The event brought together farmers from key honey producing countries including Ethopia, Rwanda, and
Greece who testified that through beekeeping they have raked in billions of dollars and they showcased their technologies, products and services at the event. Chinese nationals, known for manufacturing electronics were also at the event to market beekeeping technologies.

READ ALSO: Starch importation: Nigeria losing $45m despite being world’s largest cassava producer

While declaring the event open, President Muhammadu Buhari, who was represented by the Secretary to the Government of the Federation (SGF), Boss Mustapha, reiterated that Nigeria’s hosting of this edition of ApiExpo Africa will accelerate the development of the country’s apiculture sector.

According to Buhari, “this national event, which I understand is a veritable platform for the convergence of apicultural thought leaders, international experts, farmers and processors in Africa and beyond for the promotion of improved and modern practices and technologies for bee farming/processing is envisaged.”

On his part, Minister of Agriculture and Rural Development, Chief Audu Ogbeh explained that beekeeping
produces honey, beeswax, propolis, pollen (bee bread), royal jelly and bee venom for food, medicine and income.

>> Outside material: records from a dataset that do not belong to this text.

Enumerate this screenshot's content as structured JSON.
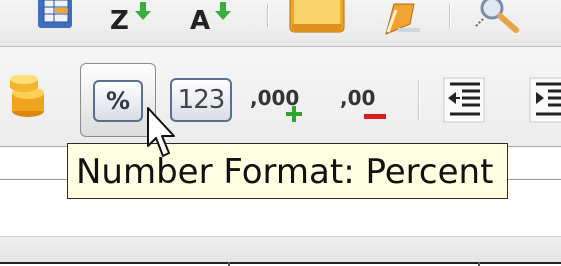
{
  "toolbar_top": {
    "sort_ascending_label": "Z",
    "sort_descending_label": "A",
    "icons": [
      "table-icon",
      "sort-ascending-icon",
      "sort-descending-icon",
      "chart-icon",
      "draw-icon",
      "find-icon"
    ]
  },
  "toolbar_format": {
    "percent_label": "%",
    "standard_label": "123",
    "add_decimal_label": ",000",
    "delete_decimal_label": ",00",
    "icons": [
      "currency-icon",
      "percent-icon",
      "standard-format-icon",
      "add-decimal-icon",
      "delete-decimal-icon",
      "decrease-indent-icon",
      "increase-indent-icon"
    ]
  },
  "tooltip": {
    "text": "Number Format: Percent"
  },
  "colors": {
    "tooltip_bg": "#ffffe1",
    "add_green": "#2ea52e",
    "delete_red": "#d42020",
    "sort_arrow_green": "#3cae3c"
  }
}
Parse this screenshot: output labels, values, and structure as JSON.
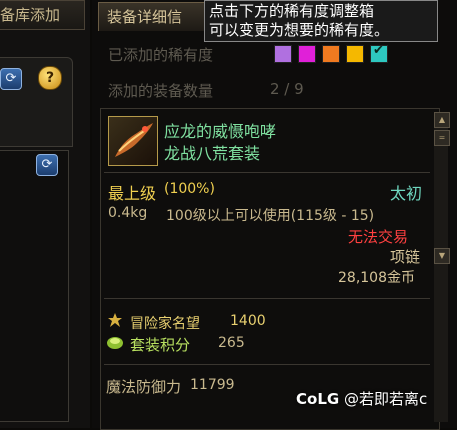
{
  "left": {
    "tab_label": "备库添加"
  },
  "header": {
    "tab_label": "装备详细信",
    "tooltip_line1": "点击下方的稀有度调整箱",
    "tooltip_line2": "可以变更为想要的稀有度。"
  },
  "rarity": {
    "label": "已添加的稀有度",
    "colors": [
      "#b070e0",
      "#e020d8",
      "#f07a20",
      "#f5b800",
      "#2ec8c0"
    ]
  },
  "count": {
    "label": "添加的装备数量",
    "value": "2 / 9"
  },
  "item": {
    "name": "应龙的威慑咆哮",
    "set_name": "龙战八荒套装",
    "grade": "最上级",
    "grade_percent": "(100%)",
    "rarity_name": "太初",
    "weight": "0.4kg",
    "level_req": "100级以上可以使用(115级 - 15)",
    "trade": "无法交易",
    "type": "项链",
    "price": "28,108金币",
    "adventurer_fame_label": "冒险家名望",
    "adventurer_fame_value": "1400",
    "set_points_label": "套装积分",
    "set_points_value": "265",
    "magic_def_label": "魔法防御力",
    "magic_def_value": "11799"
  },
  "watermark": {
    "logo": "CoLG",
    "text": "@若即若离c"
  },
  "colors": {
    "item_name": "#7fe0a0",
    "grade": "#f0d050",
    "rarity_name": "#6fd8c0",
    "trade": "#ff4040",
    "fame": "#e8d070",
    "points": "#b8e060"
  }
}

Beekeeping, he noted, is also important for pollination and recreational activities.

He disclosed that, “value of the global business in apiculture is estimated at over $500 billion, comprising honey production, bee wax product and even the venom. But one of the greater services bee renders to the world
is that of pollination.

The post 2018 ApiExpo Africa: Beyond the hives appeared first on The Sun Nigeria.

Facebook Comments

Please follow and like us:

  • 0
  • Share

Leave a Reply